Even though LDAP schema is very extensible, it never took off as an
extensible data store. You can find many books showing how to model an
object into 3nf for example, but few that demonstrate this with LDAP.
I worked at a company that used LDAP as a backend data store for
users, publishers, and subscriptions. Many times we talked about
moving the data to a relational database mainly because third normal
form is very established and LDAP design patters are lacking.
For example, several times I would get a request from a developer to
add different elements to the schema. Then I would ask back "How
should I index this data?" then would say "Turn on all the indexes",
this is usually a bad idea, and it showed that they did not understand
the implications of schema and indexing at a very high level.
LDAP as a custom data store turns out to be a very interesting way to
store data. We had a very fast, fairly large directory. Being able to
have a hierarchical layout rather then join tables was very effective
for our application.
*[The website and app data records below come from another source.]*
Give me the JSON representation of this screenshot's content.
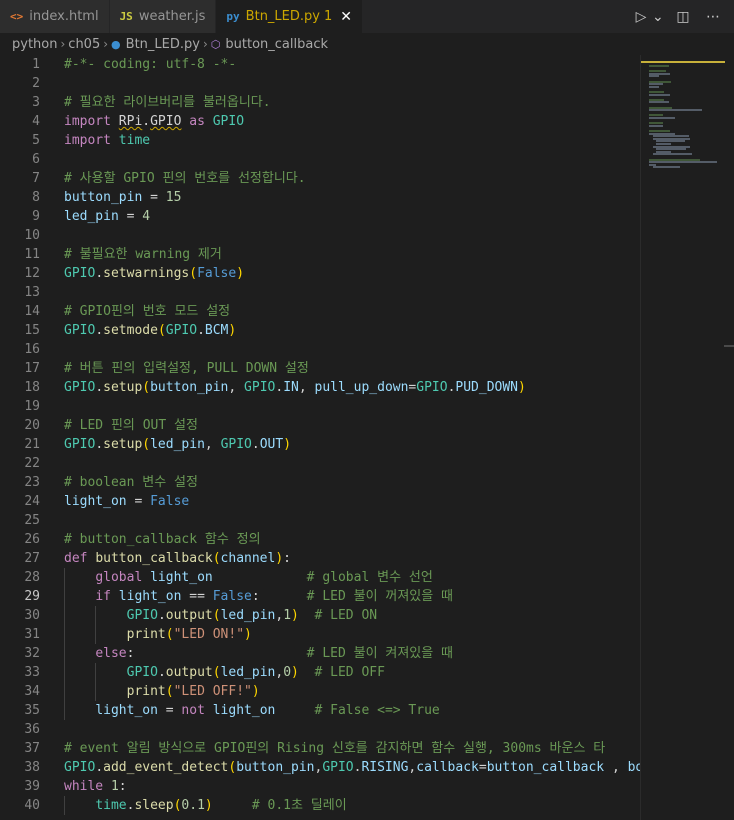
{
  "tabs": [
    {
      "icon": "<>",
      "label": "index.html",
      "active": false
    },
    {
      "icon": "JS",
      "label": "weather.js",
      "active": false
    },
    {
      "icon": "py",
      "label": "Btn_LED.py",
      "number": "1",
      "active": true,
      "close": "✕"
    }
  ],
  "actions": {
    "run": "▷",
    "run_menu": "⌄",
    "split": "◫",
    "more": "⋯"
  },
  "breadcrumb": {
    "folder1": "python",
    "folder2": "ch05",
    "file": "Btn_LED.py",
    "symbol": "button_callback"
  },
  "editor": {
    "current_line": 29,
    "lines": [
      {
        "n": "1",
        "code": "#-*- coding: utf-8 -*-"
      },
      {
        "n": "2",
        "code": ""
      },
      {
        "n": "3",
        "code": "# 필요한 라이브버리를 불러옵니다."
      },
      {
        "n": "4",
        "code": "import RPi.GPIO as GPIO"
      },
      {
        "n": "5",
        "code": "import time"
      },
      {
        "n": "6",
        "code": ""
      },
      {
        "n": "7",
        "code": "# 사용할 GPIO 핀의 번호를 선정합니다."
      },
      {
        "n": "8",
        "code": "button_pin = 15"
      },
      {
        "n": "9",
        "code": "led_pin = 4"
      },
      {
        "n": "10",
        "code": ""
      },
      {
        "n": "11",
        "code": "# 불필요한 warning 제거"
      },
      {
        "n": "12",
        "code": "GPIO.setwarnings(False)"
      },
      {
        "n": "13",
        "code": ""
      },
      {
        "n": "14",
        "code": "# GPIO핀의 번호 모드 설정"
      },
      {
        "n": "15",
        "code": "GPIO.setmode(GPIO.BCM)"
      },
      {
        "n": "16",
        "code": ""
      },
      {
        "n": "17",
        "code": "# 버튼 핀의 입력설정, PULL DOWN 설정"
      },
      {
        "n": "18",
        "code": "GPIO.setup(button_pin, GPIO.IN, pull_up_down=GPIO.PUD_DOWN)"
      },
      {
        "n": "19",
        "code": ""
      },
      {
        "n": "20",
        "code": "# LED 핀의 OUT 설정"
      },
      {
        "n": "21",
        "code": "GPIO.setup(led_pin, GPIO.OUT)"
      },
      {
        "n": "22",
        "code": ""
      },
      {
        "n": "23",
        "code": "# boolean 변수 설정"
      },
      {
        "n": "24",
        "code": "light_on = False"
      },
      {
        "n": "25",
        "code": ""
      },
      {
        "n": "26",
        "code": "# button_callback 함수 정의"
      },
      {
        "n": "27",
        "code": "def button_callback(channel):"
      },
      {
        "n": "28",
        "code": "    global light_on            # global 변수 선언"
      },
      {
        "n": "29",
        "code": "    if light_on == False:      # LED 불이 꺼져있을 때"
      },
      {
        "n": "30",
        "code": "        GPIO.output(led_pin,1)  # LED ON"
      },
      {
        "n": "31",
        "code": "        print(\"LED ON!\")"
      },
      {
        "n": "32",
        "code": "    else:                      # LED 불이 켜져있을 때"
      },
      {
        "n": "33",
        "code": "        GPIO.output(led_pin,0)  # LED OFF"
      },
      {
        "n": "34",
        "code": "        print(\"LED OFF!\")"
      },
      {
        "n": "35",
        "code": "    light_on = not light_on     # False <=> True"
      },
      {
        "n": "36",
        "code": ""
      },
      {
        "n": "37",
        "code": "# event 알림 방식으로 GPIO핀의 Rising 신호를 감지하면 함수 실행, 300ms 바운스 타"
      },
      {
        "n": "38",
        "code": "GPIO.add_event_detect(button_pin,GPIO.RISING,callback=button_callback , bou"
      },
      {
        "n": "39",
        "code": "while 1:"
      },
      {
        "n": "40",
        "code": "    time.sleep(0.1)     # 0.1초 딜레이"
      }
    ]
  },
  "colors": {
    "background": "#1e1e1e",
    "comment": "#6a9955",
    "keyword": "#c586c0",
    "constant": "#569cd6",
    "function": "#dcdcaa",
    "variable": "#9cdcfe",
    "class": "#4ec9b0",
    "number": "#b5cea8",
    "string": "#ce9178"
  }
}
IMHO. the problem is that most documents on the subject use LDAP only
as a user directory, and do not do much to suggest other ways to use
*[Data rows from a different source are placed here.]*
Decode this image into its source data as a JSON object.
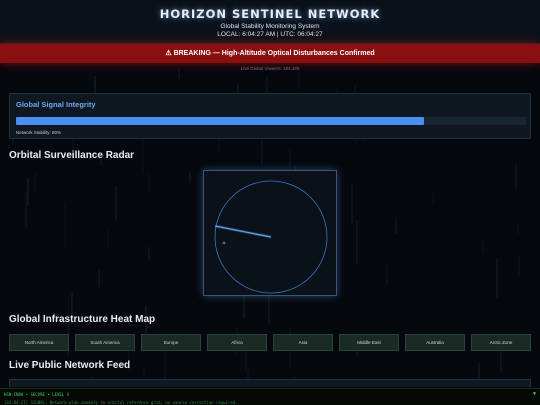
{
  "header": {
    "title": "HORIZON SENTINEL NETWORK",
    "subtitle": "Global Stability Monitoring System",
    "clock": "LOCAL: 6:04:27 AM | UTC: 06:04:27"
  },
  "breaking": {
    "icon": "warning-icon",
    "text": "⚠ BREAKING — High-Altitude Optical Disturbances Confirmed"
  },
  "viewers": "Live Global Viewers: 184,339",
  "signal": {
    "title": "Global Signal Integrity",
    "stability_label": "Network Stability: 80%",
    "stability_value": 0.8,
    "accent": "#4a8ff0"
  },
  "radar": {
    "title": "Orbital Surveillance Radar",
    "accent": "#3b84d6"
  },
  "heatmap": {
    "title": "Global Infrastructure Heat Map",
    "regions": [
      "North America",
      "South America",
      "Europe",
      "Africa",
      "Asia",
      "Middle East",
      "Australia",
      "Arctic Zone"
    ]
  },
  "feed": {
    "title": "Live Public Network Feed"
  },
  "ticker": {
    "status": "HSN-CNBA • SECURE • LEVEL 4",
    "message": "[03:04:21] SIGNAL: Network-wide anomaly in orbital reference grid, no course correction required.",
    "toggle": "▼"
  }
}
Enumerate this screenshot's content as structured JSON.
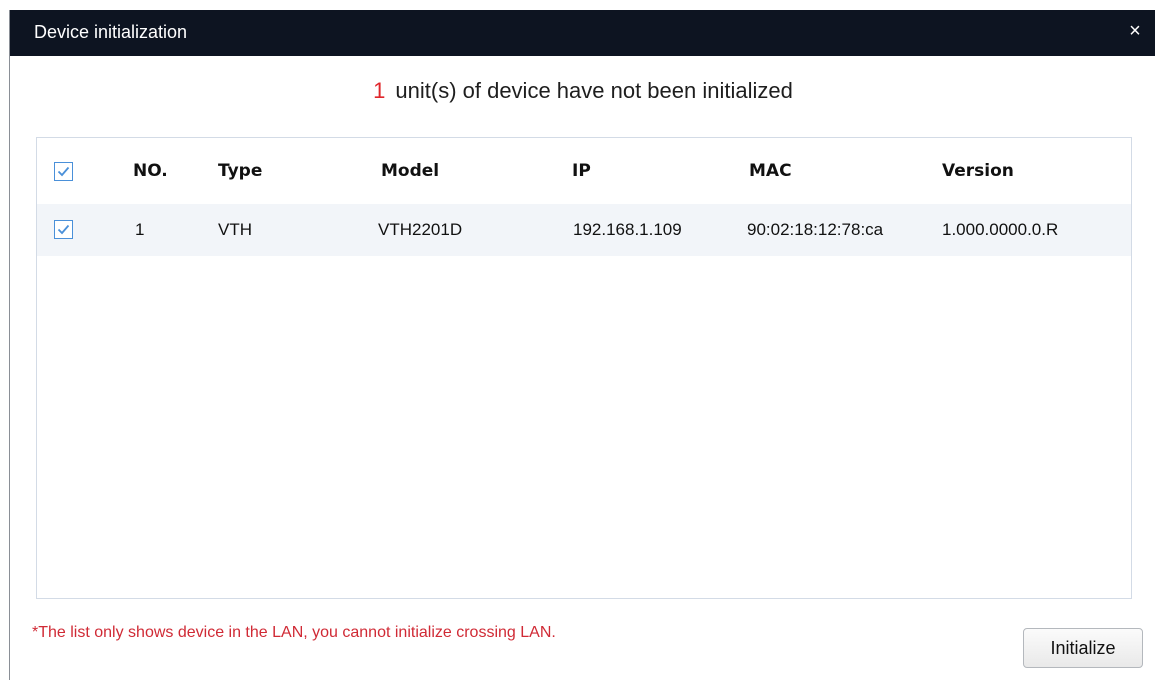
{
  "dialog": {
    "title": "Device initialization",
    "close_glyph": "×",
    "headline_count": "1",
    "headline_text": "unit(s) of device have not been initialized"
  },
  "table": {
    "headers": {
      "no": "NO.",
      "type": "Type",
      "model": "Model",
      "ip": "IP",
      "mac": "MAC",
      "version": "Version"
    },
    "select_all_checked": true,
    "rows": [
      {
        "checked": true,
        "no": "1",
        "type": "VTH",
        "model": "VTH2201D",
        "ip": "192.168.1.109",
        "mac": "90:02:18:12:78:ca",
        "version": "1.000.0000.0.R"
      }
    ]
  },
  "footer": {
    "note": "*The list only shows device in the LAN, you cannot initialize crossing LAN.",
    "initialize_label": "Initialize"
  },
  "colors": {
    "titlebar": "#0d1421",
    "accent_red": "#e0262b",
    "note_red": "#d02a35",
    "checkbox_blue": "#4a90d9",
    "row_highlight": "#f2f5f9"
  },
  "icons": {
    "close": "close-icon",
    "checkbox": "checkmark-icon"
  }
}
On Sun, Dec 27, 2009 at 6:08 PM, Murray S. Kucherawy <msk(a)cloudmark.com> wrote:
Is the 1997 book “LDAP: Programming Directory-Enabled Applications”
& Howes reasonably current to the latest OpenLDAP releases, or has enough
changed in the intervening 12 years that it’s not worth getting?